*** Entries supplied ***
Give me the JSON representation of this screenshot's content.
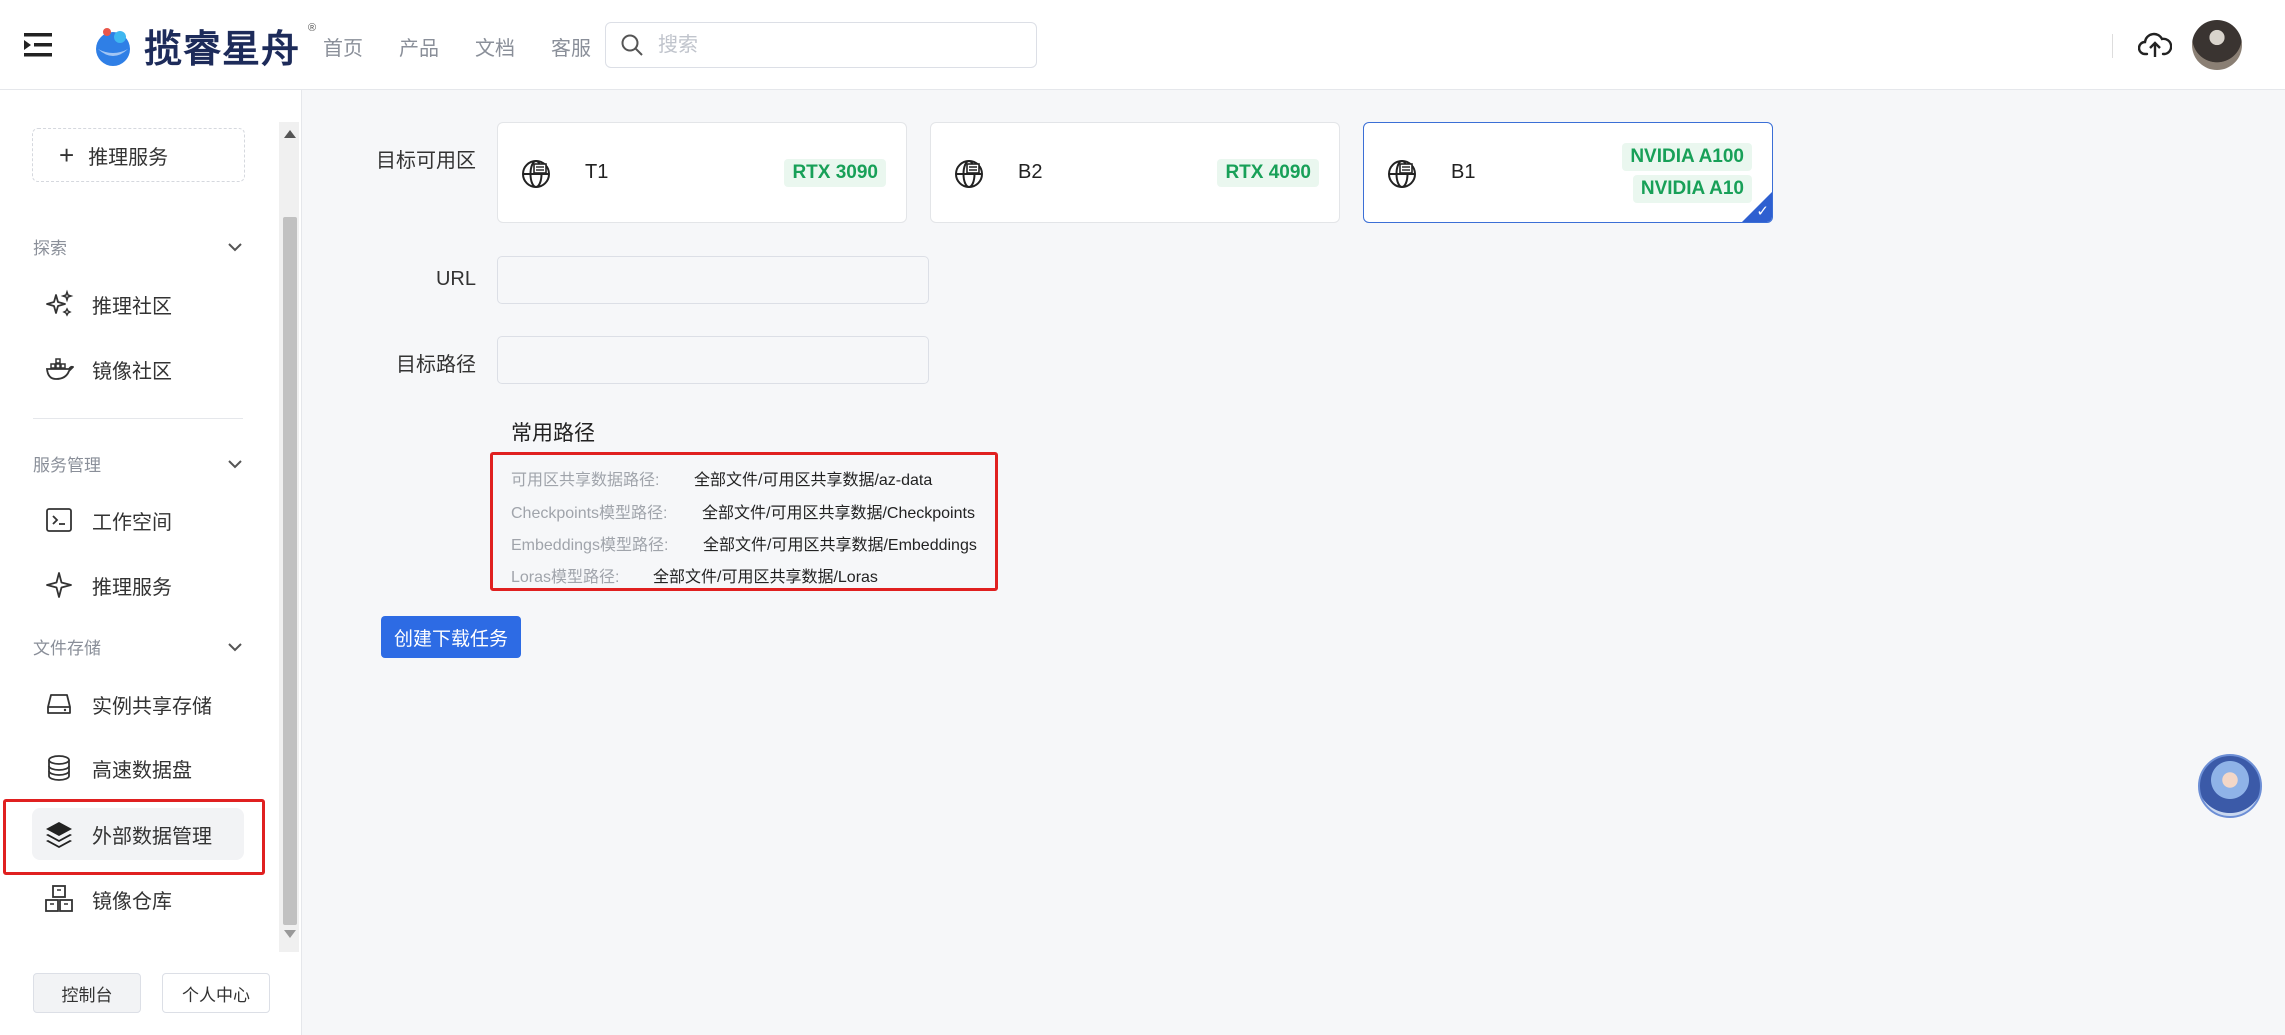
{
  "header": {
    "logo_text": "揽睿星舟",
    "logo_reg": "®",
    "nav": [
      "首页",
      "产品",
      "文档",
      "客服"
    ],
    "search_placeholder": "搜索"
  },
  "sidebar": {
    "add_button": "推理服务",
    "sections": [
      {
        "title": "探索",
        "items": [
          "推理社区",
          "镜像社区"
        ]
      },
      {
        "title": "服务管理",
        "items": [
          "工作空间",
          "推理服务"
        ]
      },
      {
        "title": "文件存储",
        "items": [
          "实例共享存储",
          "高速数据盘",
          "外部数据管理",
          "镜像仓库"
        ]
      }
    ],
    "bottom_buttons": [
      "控制台",
      "个人中心"
    ]
  },
  "form": {
    "zone_label": "目标可用区",
    "zones": [
      {
        "name": "T1",
        "gpus": [
          "RTX 3090"
        ],
        "selected": false
      },
      {
        "name": "B2",
        "gpus": [
          "RTX 4090"
        ],
        "selected": false
      },
      {
        "name": "B1",
        "gpus": [
          "NVIDIA A100",
          "NVIDIA A10"
        ],
        "selected": true
      }
    ],
    "url_label": "URL",
    "url_value": "",
    "path_label": "目标路径",
    "path_value": "",
    "common_paths_title": "常用路径",
    "common_paths": [
      {
        "key": "可用区共享数据路径:",
        "value": "全部文件/可用区共享数据/az-data"
      },
      {
        "key": "Checkpoints模型路径:",
        "value": "全部文件/可用区共享数据/Checkpoints"
      },
      {
        "key": "Embeddings模型路径:",
        "value": "全部文件/可用区共享数据/Embeddings"
      },
      {
        "key": "Loras模型路径:",
        "value": "全部文件/可用区共享数据/Loras"
      }
    ],
    "submit_button": "创建下载任务"
  },
  "colors": {
    "accent": "#2d6be4",
    "tag_green": "#18a058",
    "highlight_red": "#e02020"
  }
}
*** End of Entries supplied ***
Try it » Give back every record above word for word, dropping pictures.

Response to the exercise »
Give me the JSON representation of this screenshot's content.
{
  "header": {
    "logo_text": "揽睿星舟",
    "logo_reg": "®",
    "nav": [
      "首页",
      "产品",
      "文档",
      "客服"
    ],
    "search_placeholder": "搜索"
  },
  "sidebar": {
    "add_button": "推理服务",
    "sections": [
      {
        "title": "探索",
        "items": [
          "推理社区",
          "镜像社区"
        ]
      },
      {
        "title": "服务管理",
        "items": [
          "工作空间",
          "推理服务"
        ]
      },
      {
        "title": "文件存储",
        "items": [
          "实例共享存储",
          "高速数据盘",
          "外部数据管理",
          "镜像仓库"
        ]
      }
    ],
    "bottom_buttons": [
      "控制台",
      "个人中心"
    ]
  },
  "form": {
    "zone_label": "目标可用区",
    "zones": [
      {
        "name": "T1",
        "gpus": [
          "RTX 3090"
        ],
        "selected": false
      },
      {
        "name": "B2",
        "gpus": [
          "RTX 4090"
        ],
        "selected": false
      },
      {
        "name": "B1",
        "gpus": [
          "NVIDIA A100",
          "NVIDIA A10"
        ],
        "selected": true
      }
    ],
    "url_label": "URL",
    "url_value": "",
    "path_label": "目标路径",
    "path_value": "",
    "common_paths_title": "常用路径",
    "common_paths": [
      {
        "key": "可用区共享数据路径:",
        "value": "全部文件/可用区共享数据/az-data"
      },
      {
        "key": "Checkpoints模型路径:",
        "value": "全部文件/可用区共享数据/Checkpoints"
      },
      {
        "key": "Embeddings模型路径:",
        "value": "全部文件/可用区共享数据/Embeddings"
      },
      {
        "key": "Loras模型路径:",
        "value": "全部文件/可用区共享数据/Loras"
      }
    ],
    "submit_button": "创建下载任务"
  },
  "colors": {
    "accent": "#2d6be4",
    "tag_green": "#18a058",
    "highlight_red": "#e02020"
  }
}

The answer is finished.